does it also devalue Howard\'s compromises taken in order to get an agreement?This is one issue not focused on, Howard\'s ineptness in negotiating and speed of giving in to demands of others. Yet he holds out on the feel-good treaties like Kyoto and this Amity agreement. Sounds like he doesn\'t know how to bargain, the \"great and powerful friends\" doctrine is not an excuse either, as us being an uncritical ally is supposed to give us greater bargaining power in trade agreements, yet the trade department wiped the floor of our negotiators. In my opinion the \"great and powerful friends\" doctrine has never worked and has a century of failure behind it - this is another nail in the coffin of how it earns no influence at all with a super/hyperpower.

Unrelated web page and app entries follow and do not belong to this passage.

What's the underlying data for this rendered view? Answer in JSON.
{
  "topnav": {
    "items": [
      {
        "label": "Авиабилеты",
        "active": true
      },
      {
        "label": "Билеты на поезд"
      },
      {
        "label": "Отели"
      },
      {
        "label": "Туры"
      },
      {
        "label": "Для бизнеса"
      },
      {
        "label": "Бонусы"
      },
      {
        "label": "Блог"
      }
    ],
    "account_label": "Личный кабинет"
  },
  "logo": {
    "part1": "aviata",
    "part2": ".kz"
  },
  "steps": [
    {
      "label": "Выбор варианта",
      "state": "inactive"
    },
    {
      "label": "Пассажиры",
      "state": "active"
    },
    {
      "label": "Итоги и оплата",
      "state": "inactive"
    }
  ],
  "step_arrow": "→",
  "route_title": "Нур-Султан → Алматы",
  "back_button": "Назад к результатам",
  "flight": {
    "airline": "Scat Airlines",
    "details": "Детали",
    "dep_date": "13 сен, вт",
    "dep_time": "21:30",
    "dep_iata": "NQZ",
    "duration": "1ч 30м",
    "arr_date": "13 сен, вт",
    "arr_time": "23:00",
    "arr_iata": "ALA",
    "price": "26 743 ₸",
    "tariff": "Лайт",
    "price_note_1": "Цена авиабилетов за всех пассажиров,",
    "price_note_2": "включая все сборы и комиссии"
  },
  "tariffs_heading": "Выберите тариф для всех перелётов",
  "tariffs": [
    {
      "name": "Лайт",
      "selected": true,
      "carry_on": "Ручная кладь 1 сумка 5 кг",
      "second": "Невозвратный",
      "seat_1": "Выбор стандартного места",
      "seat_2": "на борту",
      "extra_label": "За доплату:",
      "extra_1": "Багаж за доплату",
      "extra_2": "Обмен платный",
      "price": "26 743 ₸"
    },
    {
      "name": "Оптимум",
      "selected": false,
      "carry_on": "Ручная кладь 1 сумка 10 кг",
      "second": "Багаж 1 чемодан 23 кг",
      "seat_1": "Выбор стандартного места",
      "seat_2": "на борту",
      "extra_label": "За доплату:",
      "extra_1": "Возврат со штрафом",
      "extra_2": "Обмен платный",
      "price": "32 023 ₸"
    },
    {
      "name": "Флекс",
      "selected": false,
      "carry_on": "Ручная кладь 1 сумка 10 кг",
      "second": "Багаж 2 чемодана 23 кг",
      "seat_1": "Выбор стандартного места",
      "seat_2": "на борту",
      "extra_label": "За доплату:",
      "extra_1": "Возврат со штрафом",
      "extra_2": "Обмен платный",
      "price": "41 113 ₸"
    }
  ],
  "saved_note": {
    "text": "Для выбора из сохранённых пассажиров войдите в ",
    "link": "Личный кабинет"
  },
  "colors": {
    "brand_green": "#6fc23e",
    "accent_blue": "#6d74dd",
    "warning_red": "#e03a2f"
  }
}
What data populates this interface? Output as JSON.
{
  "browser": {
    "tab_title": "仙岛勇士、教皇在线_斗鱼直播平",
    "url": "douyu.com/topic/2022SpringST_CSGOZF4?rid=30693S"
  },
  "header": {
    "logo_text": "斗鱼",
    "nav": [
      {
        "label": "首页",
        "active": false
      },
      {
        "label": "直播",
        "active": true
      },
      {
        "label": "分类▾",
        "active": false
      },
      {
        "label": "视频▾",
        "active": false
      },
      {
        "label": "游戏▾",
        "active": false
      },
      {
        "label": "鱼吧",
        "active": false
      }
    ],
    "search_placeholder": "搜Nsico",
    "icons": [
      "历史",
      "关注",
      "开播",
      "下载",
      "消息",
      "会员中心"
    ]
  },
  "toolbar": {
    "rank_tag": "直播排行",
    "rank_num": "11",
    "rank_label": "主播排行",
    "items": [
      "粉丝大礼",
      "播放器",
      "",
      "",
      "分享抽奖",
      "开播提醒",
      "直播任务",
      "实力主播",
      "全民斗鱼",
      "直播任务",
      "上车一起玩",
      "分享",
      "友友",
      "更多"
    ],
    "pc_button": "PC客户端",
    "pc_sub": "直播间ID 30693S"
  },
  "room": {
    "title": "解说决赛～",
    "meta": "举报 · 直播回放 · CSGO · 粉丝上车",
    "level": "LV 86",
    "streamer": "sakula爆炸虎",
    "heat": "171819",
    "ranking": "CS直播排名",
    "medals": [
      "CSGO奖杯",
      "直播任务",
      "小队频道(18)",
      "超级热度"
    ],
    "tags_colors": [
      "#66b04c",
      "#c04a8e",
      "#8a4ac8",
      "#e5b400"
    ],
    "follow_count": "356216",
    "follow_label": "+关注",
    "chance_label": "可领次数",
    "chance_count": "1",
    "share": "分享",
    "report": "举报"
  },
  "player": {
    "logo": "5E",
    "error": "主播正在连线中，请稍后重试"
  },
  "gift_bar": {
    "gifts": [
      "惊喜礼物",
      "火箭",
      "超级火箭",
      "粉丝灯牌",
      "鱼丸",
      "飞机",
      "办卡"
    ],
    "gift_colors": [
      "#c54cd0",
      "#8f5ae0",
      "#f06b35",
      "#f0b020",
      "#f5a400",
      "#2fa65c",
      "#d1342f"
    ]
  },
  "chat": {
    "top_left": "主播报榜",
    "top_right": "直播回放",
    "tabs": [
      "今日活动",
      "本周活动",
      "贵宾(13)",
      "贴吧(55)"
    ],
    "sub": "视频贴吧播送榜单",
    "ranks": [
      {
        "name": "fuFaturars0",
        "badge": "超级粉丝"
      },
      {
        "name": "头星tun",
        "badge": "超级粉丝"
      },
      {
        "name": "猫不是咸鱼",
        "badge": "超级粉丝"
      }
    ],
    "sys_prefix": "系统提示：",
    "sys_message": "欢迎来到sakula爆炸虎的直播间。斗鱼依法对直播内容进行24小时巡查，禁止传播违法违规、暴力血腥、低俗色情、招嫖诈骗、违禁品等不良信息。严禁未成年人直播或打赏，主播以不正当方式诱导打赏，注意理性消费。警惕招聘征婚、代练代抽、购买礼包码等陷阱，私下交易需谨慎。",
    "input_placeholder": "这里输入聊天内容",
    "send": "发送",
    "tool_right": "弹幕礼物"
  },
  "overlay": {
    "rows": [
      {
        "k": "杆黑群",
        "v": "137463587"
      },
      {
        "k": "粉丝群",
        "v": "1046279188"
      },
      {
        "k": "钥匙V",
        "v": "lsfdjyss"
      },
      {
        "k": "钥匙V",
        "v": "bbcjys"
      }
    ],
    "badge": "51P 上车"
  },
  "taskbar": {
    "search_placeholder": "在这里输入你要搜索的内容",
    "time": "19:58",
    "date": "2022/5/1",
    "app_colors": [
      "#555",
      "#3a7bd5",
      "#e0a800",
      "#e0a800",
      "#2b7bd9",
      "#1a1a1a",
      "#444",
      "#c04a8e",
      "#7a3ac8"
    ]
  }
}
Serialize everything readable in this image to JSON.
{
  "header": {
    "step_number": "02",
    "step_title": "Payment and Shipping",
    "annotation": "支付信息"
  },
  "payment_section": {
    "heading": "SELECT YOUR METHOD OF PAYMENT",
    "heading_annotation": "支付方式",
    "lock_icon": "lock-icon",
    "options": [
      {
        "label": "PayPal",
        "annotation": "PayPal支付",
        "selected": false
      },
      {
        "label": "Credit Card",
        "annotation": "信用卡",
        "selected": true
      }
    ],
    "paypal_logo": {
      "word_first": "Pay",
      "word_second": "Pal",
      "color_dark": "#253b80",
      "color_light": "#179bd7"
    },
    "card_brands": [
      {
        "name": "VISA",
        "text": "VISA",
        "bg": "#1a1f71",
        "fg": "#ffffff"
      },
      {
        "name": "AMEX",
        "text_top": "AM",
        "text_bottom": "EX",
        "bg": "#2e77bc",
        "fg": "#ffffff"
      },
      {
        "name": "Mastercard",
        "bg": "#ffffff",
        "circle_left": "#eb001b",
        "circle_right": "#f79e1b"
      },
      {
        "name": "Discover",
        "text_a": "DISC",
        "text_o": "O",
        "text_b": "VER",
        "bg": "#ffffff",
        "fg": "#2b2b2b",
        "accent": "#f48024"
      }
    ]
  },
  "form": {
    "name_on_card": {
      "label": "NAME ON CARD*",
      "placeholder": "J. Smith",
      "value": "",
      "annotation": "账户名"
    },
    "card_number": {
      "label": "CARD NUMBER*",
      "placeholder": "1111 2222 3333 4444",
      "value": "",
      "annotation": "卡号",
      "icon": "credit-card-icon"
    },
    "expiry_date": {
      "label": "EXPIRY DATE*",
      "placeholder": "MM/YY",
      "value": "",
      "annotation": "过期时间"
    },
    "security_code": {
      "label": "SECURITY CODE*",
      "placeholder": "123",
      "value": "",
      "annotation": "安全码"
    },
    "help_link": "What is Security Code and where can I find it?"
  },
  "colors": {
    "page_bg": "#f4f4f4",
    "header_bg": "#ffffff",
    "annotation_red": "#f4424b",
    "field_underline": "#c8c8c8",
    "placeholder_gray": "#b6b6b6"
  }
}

My crazy conspiracy theory for the day was that Howard might be trying to sabotage Australia\'s chances of getting into an ASEAN-based FTA to keep the US treaty on its pedestal, alone. Howard\'s Free Trade Agreement.I think he is not comfortable in Asia or dealing with Asia. I don\'t think he is racist, not openly anyway. I just think it is outside of his comfort zone and he acts all over the place. Like Menzies he prefers Australia to be anglophilic, and cant handle the changing world around him. This is true of many older Australians. Howard is 65, and a product of the \"White Australia\" policies in the 50/60/70\'s that he spent half his life living under. IMO this ingrains a certain ambivalence to racism, which in my experience afflicts many older Australians. Many Australians are very quick to blame Wogs, Lebos, Abbos etc for the ills in white suburban society. I find it amusing that the static world of the 1970\'s that only needed a touch of economic rationalism to get it going has become infinitely more complex for old folks like Howard. His \"Culture Wars\" can be seen as an attempt to retard progress. We know have China and India emerging as new economic powers, Indonesia democratized, Thailand and Malaysia are negotiating bi-lateral trade agreements, ASEAN finally wants us, NE Asia is emerging as a power bloc, America has turned imperial and unilateral .... Keating would have revelled in this environment ... to Howard it is alot different to the known quantities of the cold war. The success of East Timor and the Solomons were cold war style responses, which Howard excelled at. But his defence policy has been confusing and shown he does not understand power projection. Consequently Australia despite its beligerance is going trading away its ability to project martial power. His negotiations of trade agreements have not been great and in the case of the US exceedingly poor. He led Australia into Iraq which was a massive misjudgement, if there was a time to be critical of support of the US, this was it, and he failed there. The squashing of the Republic, the indulgence in the \"Culture Wars\" are all examples of retrograde social and cultural policy where the government decides it knows better than the people as to what they want. His authoritarian nature has damaged many institutions now as they have politicized in his quest for absolute control. He has also been the lucky beneficiary of the banks lending to all and any, along with China\'s increased demand of our commodities. Those along with Americans spending on the credit card interminably has saved the globe and Australia from genuine recession. The only thing I can think of to recommend his Prime Ministership is his control of the party discipline and his ability to manage the media/party during an election process. As to a statesman, he is really quite poor, even by Australian standards. cam